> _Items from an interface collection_
.....
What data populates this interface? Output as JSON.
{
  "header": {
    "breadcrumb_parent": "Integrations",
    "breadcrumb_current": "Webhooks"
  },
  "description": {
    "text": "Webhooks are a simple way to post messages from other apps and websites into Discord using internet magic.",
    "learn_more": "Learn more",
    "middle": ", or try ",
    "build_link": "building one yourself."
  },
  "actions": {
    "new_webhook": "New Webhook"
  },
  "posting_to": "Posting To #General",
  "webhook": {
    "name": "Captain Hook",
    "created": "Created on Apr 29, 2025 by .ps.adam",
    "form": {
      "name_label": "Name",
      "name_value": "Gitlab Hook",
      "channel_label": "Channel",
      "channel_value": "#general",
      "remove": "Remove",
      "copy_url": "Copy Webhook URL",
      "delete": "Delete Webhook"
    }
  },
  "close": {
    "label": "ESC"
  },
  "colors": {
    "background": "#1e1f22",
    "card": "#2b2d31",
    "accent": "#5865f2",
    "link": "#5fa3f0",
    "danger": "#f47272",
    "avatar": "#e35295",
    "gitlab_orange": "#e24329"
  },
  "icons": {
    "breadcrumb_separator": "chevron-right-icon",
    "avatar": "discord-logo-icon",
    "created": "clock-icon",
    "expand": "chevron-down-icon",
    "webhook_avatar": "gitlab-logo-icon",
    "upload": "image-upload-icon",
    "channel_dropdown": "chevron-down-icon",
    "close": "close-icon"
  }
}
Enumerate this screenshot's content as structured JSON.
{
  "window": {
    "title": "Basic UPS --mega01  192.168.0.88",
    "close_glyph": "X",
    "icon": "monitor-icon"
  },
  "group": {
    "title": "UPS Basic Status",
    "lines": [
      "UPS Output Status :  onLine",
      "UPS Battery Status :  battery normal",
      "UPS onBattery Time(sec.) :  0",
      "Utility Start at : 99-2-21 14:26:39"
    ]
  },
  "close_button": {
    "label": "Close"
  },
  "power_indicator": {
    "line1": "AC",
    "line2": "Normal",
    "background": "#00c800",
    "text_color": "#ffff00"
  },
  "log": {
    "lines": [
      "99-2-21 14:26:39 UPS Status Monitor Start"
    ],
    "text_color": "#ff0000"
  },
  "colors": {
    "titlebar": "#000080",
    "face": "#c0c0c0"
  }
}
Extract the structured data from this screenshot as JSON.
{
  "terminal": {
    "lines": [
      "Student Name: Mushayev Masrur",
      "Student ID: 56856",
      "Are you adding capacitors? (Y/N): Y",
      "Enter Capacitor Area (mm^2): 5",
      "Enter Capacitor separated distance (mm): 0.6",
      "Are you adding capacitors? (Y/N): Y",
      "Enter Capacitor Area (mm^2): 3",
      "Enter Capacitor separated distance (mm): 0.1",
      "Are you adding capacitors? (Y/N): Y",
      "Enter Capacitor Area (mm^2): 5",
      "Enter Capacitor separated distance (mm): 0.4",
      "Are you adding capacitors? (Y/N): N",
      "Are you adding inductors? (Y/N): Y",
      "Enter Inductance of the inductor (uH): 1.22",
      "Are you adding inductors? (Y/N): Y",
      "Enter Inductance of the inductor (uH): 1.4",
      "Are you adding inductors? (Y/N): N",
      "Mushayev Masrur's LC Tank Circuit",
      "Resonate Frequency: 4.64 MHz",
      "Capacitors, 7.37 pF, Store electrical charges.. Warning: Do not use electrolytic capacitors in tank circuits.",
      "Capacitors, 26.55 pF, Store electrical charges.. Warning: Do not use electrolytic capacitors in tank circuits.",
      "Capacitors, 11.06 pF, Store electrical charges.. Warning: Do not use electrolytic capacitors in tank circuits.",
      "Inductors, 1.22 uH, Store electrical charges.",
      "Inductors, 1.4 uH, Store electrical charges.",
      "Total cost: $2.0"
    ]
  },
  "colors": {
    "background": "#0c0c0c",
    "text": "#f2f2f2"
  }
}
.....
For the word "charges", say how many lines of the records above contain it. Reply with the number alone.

> _Task result_
5